Lev Ponomarev: Moscow City authorities refuse to allow demonstration on 13 June

posted 13 Jun 2016, 06:43 by Rights in Russia   [ updated 13 Jun 2016, 07:09 ]
2 June 2016

By Lev Ponomarev, executive director of the movement For Human Rights, member of the Moscow Helsinki Group

Source: Moscow Helsinki Group [original source: Ekho Moskvy]

Photo: Moscow Helsinki Group

Today the Moscow city authorities have refused on spurious grounds to allow a mass demonstration planned for 13 June to commemorate Russia Day. I wrote about who signed this notification about the proposed event a few days ago.

The refusal is reproduced below.

The short version: plans have been made for a march along the Boulevard Ring from the Rossiya Cinema and a rally on Prospekt Sakharova. This is a route followed by both pro-opposition and pro-government protesters on more than one occasion in the past, but the Moscow city authorities have refused to allow a demonstration in this location, suggesting Lyublinskaya Ulitsa as an alternative route.

The detailed reasons for the refusal were as follows:
“The holding of a demonstration along the specified route and a rally in the specified location would interrupt the functioning of essential services and transport and social infrastructure, disrupt pedestrian and vehicular traffic and prevent citizens from accessing their homes and transport and social infrastructure, as well as violating the rights and interests of citizens not participating in the protest. Furthermore, the “My Street” programme currently being implemented by the City of Moscow means that repairs to the road network, old drains and storm water run-offs as well as street improvements are currently being carried out, including in the specified locations.”
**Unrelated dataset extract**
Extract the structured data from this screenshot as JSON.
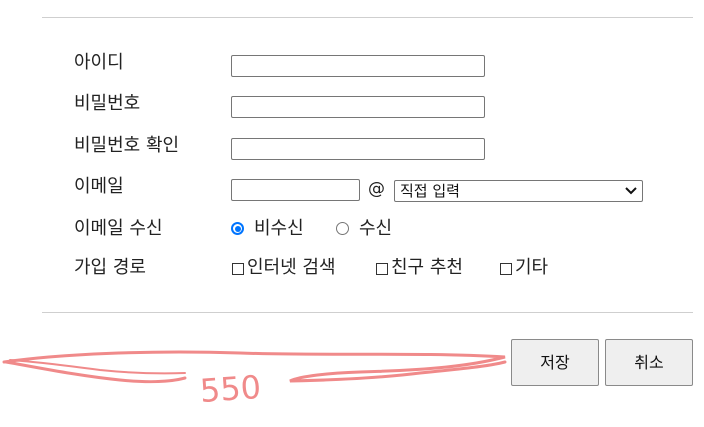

The first point that must occur immediately to any reader of the above is the many different demonstrations held by pro-government organisations (including pseudo-opposition parties such as the LDPR and KPRF). Apparently their demonstrations did not interrupt the functioning of any infrastructure or violate the rights of those citizens not taking part.

The second is that it is manifestly clear that the demonstration will not disturb any pedestrians or disrupt any infrastructure. The only real inconvenience is that roads will be closed to vehicular traffic for a few hours on a non-working day. Yet the right to do so is enshrined in the Constitution, so there is no logical reason why the rights of citizens not participating in the protest should take precedence over those who are taking part.

The overall message is that nothing has changed. As the saying goes, everything for one’s friends, and nothing for one’s enemies, not even the law, in fact lawlessness.

Update: At the end of today’s post, readers were asked to vote on the question, “Should the organisers of the demonstration agree to the proposed alternative route, or seek approval for a route within the Garden Ring?”

After consulting my colleagues and the site managers, I came to the conclusion that the voting system had been subject to serious flaws.

The results of the vote, which was open for three hours, were as follows: 87% were in favour of agreeing to Lyublinskaya Ulitsa, whereas 13% said that the organisers should seek to gain approval for a downtown route.

At the same time, however, a diametrically opposite result was produced by a vote during a live segment on today’s “Daily U-Turn” show, which only lasted a few minutes and which was much more resistant to external influences. The online vote ended with 7% in favour of agreeing to Lyublinskaya Ulitsa and 93% in favour of a downtown route. According to a telephone vote held by the editorial staff, 14% were in favour of Lyublinskaya Ulitsa and 86% in favour of a downtown route.

The organisers intend to reach a decision this evening.

Translated by Joanne Reynolds